Daniel Rushing was arrested in Florida in December 2015 after police officers claimed to find methamphetamine crystals on the floor of his car. Astounded, the 64-year-old Rushing looked at the substance to realize it was crumbs from the glazed doughnut he’d eaten in his car earlier that week. According to NPR, Rushing attempted to explain the mix-up—he gets a Krispy Kreme doughnut every other Wednesday—but officers didn’t believe him. Their field-testing kit had marked the crumbs as testing positive for methamphetamine, and Rushing was taken to jail.
Shelby Riggs-Hopkins, the officer who made the arrest, was on alert after she saw Rushing’s concealed weapons permit in his wallet.

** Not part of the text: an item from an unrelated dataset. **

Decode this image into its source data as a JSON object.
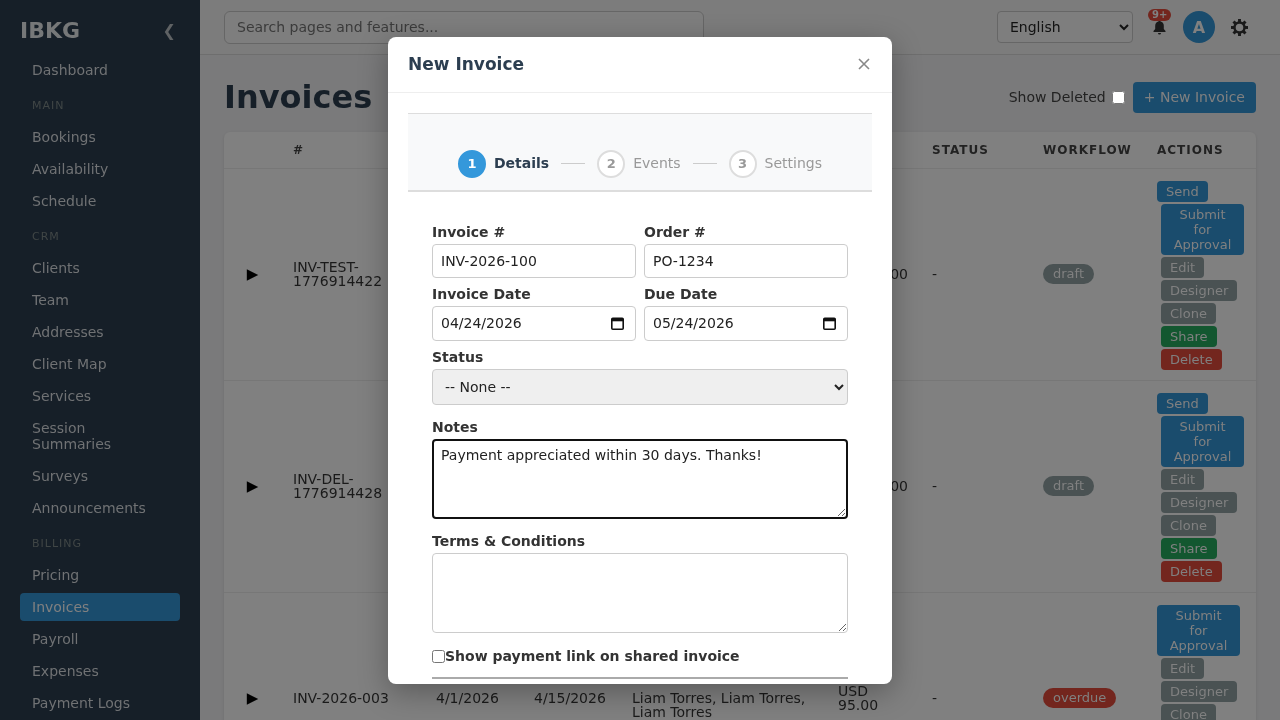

Riggs-Hopkins wrote in her report, published by the Orlando Sentinel, that she then noticed “rock-like substance” on the car’s floor near Rushing’s feet.
"I recognized through my eleven years of training and experience as a law enforcement officer the substance to be some sort of narcotic," Riggs-Hopkins wrote in her report. After the glaze tested positively twice for methamphetamine, the officers arrested Rushing. Following Rushing’s arrest, the crumbs were sent to the Florida Department of Law Enforcement for further testing and found to be nothing more than flecks of glaze. But that wasn’t until well after Rushing spent time in jail.
“I called my wife to tell her what happened, and the guy next to me waiting for the phone started to laugh,” Rushing told NPR. “He said, 'This is crazy. I think you got a real good lawsuit here.'"
A real good lawsuit indeed. After considering data from a New York Times and ProPublica investigation that found that thousands of arrests on drug possession charges are made based on results from these often faulty drug-testing kits, Rushing told NPR that although the charges against him were dropped, he still decided to sue the city of Orlando. He recently settled his lawsuit for $37,500. Needless to say, he now has enough money for a weekly Krispy Kreme fix—though he probably won’t rush to eat them in his car.